*What is needed*
Taking the data below line by line, count those that include the word "online" and report the number alone.

*Input records*
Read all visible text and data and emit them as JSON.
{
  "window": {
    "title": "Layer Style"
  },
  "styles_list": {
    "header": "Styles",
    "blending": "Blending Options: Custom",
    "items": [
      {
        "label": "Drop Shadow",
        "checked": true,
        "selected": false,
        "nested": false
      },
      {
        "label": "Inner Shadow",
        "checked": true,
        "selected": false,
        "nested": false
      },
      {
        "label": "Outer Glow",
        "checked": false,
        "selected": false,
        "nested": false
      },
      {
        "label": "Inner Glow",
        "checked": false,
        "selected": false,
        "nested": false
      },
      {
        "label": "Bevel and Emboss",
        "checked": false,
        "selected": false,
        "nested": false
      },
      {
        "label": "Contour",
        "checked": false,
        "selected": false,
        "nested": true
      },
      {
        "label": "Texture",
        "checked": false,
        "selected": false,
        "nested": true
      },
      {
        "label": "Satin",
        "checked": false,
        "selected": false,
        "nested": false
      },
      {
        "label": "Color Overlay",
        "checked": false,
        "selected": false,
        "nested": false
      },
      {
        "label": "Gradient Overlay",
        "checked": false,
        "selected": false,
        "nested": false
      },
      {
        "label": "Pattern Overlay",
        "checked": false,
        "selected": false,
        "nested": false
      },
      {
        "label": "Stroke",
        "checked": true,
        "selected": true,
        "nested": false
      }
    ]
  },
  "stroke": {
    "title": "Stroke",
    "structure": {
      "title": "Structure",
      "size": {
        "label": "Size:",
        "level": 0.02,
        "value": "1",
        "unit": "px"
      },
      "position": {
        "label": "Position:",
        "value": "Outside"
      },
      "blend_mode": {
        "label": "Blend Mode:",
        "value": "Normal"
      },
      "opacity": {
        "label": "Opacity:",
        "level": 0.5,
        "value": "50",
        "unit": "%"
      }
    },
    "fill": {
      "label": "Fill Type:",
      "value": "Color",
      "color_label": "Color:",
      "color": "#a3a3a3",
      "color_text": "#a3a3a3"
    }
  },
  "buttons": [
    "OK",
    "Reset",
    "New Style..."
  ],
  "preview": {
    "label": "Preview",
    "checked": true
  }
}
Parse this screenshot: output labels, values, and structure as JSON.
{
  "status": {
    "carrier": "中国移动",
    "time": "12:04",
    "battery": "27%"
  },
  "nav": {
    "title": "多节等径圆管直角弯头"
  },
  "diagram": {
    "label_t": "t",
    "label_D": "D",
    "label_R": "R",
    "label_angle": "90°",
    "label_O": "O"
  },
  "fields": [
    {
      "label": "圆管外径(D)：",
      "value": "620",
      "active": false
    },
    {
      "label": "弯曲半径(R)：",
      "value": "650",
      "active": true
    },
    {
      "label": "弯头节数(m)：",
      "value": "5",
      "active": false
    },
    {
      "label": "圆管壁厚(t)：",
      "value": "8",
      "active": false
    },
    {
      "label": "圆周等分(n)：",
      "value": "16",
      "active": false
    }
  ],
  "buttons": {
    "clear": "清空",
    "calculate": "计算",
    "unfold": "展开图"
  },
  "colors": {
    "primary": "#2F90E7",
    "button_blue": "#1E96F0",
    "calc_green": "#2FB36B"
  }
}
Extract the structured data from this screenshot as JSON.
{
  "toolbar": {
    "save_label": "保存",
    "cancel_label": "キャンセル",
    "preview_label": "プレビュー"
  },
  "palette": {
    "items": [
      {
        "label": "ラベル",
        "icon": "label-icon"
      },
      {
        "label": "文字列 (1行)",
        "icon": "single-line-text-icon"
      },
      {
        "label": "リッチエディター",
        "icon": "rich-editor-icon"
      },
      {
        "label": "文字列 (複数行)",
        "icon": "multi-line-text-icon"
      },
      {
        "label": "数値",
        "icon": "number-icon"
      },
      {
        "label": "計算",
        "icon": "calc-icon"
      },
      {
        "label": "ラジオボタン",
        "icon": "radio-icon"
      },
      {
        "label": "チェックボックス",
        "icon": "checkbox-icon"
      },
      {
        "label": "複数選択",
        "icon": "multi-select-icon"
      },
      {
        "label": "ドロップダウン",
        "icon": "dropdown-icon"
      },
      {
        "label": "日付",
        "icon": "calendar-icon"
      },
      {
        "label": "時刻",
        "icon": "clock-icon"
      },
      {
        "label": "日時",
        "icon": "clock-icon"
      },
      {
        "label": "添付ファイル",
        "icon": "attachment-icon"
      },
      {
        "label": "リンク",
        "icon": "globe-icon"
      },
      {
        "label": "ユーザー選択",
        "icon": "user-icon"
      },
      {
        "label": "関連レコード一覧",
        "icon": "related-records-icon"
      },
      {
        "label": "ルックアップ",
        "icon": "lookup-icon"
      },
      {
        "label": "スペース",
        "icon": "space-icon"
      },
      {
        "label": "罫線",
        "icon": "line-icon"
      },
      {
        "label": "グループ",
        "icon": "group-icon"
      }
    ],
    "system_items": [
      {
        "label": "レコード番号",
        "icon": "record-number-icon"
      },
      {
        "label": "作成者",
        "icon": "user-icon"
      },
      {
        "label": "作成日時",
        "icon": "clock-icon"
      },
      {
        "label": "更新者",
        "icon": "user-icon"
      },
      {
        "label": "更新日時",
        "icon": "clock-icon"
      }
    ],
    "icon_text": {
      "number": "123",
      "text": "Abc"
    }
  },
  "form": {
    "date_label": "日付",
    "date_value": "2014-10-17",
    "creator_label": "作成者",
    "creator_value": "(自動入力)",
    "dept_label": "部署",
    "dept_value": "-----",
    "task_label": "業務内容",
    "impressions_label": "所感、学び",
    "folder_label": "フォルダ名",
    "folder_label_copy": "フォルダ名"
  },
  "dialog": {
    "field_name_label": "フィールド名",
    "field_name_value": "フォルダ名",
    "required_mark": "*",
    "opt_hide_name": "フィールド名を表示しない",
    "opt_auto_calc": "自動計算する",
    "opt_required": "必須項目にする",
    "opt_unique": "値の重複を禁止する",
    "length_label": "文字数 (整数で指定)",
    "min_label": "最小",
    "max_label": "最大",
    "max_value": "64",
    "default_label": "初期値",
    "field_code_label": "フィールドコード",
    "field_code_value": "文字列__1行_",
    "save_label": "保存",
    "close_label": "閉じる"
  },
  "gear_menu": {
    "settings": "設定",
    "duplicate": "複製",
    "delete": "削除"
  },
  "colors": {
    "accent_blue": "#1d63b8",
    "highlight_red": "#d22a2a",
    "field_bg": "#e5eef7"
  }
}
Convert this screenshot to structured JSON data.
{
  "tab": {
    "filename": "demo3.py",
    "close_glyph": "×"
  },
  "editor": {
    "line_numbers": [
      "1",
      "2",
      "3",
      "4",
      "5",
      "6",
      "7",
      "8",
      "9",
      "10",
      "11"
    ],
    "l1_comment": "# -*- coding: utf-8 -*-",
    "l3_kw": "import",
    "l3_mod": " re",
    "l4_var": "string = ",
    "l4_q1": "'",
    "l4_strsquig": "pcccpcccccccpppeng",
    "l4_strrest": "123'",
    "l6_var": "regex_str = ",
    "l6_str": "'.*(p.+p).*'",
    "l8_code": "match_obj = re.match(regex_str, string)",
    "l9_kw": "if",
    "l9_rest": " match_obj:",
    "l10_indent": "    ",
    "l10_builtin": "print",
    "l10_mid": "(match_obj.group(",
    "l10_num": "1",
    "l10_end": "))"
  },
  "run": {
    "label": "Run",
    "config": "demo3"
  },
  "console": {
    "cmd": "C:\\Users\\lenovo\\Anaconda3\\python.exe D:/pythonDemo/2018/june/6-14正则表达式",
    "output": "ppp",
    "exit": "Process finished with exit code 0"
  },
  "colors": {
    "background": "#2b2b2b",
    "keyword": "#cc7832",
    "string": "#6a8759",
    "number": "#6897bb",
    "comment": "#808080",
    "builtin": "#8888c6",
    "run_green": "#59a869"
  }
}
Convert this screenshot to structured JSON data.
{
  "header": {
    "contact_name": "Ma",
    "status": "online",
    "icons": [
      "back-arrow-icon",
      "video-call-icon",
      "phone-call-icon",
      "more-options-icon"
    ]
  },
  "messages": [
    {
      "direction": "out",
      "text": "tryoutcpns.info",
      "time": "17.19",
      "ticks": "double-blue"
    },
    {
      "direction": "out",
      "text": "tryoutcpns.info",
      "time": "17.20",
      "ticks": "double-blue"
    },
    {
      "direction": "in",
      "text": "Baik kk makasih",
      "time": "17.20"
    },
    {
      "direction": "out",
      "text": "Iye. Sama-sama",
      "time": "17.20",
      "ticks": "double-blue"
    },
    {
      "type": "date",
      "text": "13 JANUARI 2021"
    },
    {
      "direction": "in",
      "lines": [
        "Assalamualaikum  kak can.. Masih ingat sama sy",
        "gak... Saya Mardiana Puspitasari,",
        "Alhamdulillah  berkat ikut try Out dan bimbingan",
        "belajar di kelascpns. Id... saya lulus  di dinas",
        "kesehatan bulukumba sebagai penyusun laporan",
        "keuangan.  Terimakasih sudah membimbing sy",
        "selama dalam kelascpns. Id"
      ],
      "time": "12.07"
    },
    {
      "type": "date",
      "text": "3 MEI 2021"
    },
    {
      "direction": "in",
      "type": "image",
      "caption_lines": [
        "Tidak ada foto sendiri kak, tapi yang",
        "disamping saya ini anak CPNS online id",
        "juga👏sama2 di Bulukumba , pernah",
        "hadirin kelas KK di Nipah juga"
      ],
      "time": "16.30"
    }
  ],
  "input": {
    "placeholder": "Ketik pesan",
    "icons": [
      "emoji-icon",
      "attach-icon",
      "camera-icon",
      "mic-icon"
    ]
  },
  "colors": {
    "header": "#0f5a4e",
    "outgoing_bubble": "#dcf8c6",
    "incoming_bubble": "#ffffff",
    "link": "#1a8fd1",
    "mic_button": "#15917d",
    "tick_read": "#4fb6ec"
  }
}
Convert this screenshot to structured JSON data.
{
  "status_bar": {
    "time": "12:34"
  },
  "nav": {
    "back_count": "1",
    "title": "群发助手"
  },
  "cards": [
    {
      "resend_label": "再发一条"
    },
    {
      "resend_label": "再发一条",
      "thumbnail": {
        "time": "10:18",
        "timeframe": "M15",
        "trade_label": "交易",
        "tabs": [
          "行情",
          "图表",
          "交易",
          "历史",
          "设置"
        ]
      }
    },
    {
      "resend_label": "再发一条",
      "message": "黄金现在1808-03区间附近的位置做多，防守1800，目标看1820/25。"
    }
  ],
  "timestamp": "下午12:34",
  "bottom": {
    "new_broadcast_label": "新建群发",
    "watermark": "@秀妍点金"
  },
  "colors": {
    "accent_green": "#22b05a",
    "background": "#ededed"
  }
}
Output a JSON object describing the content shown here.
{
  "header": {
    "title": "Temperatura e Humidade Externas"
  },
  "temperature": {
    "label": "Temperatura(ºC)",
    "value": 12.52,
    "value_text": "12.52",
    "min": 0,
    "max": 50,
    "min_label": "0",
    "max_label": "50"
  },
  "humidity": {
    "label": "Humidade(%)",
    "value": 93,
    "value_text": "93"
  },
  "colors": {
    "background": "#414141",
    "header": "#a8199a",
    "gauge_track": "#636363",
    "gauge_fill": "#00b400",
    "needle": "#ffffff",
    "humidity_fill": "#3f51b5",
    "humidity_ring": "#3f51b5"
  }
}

*Exercise solution*
2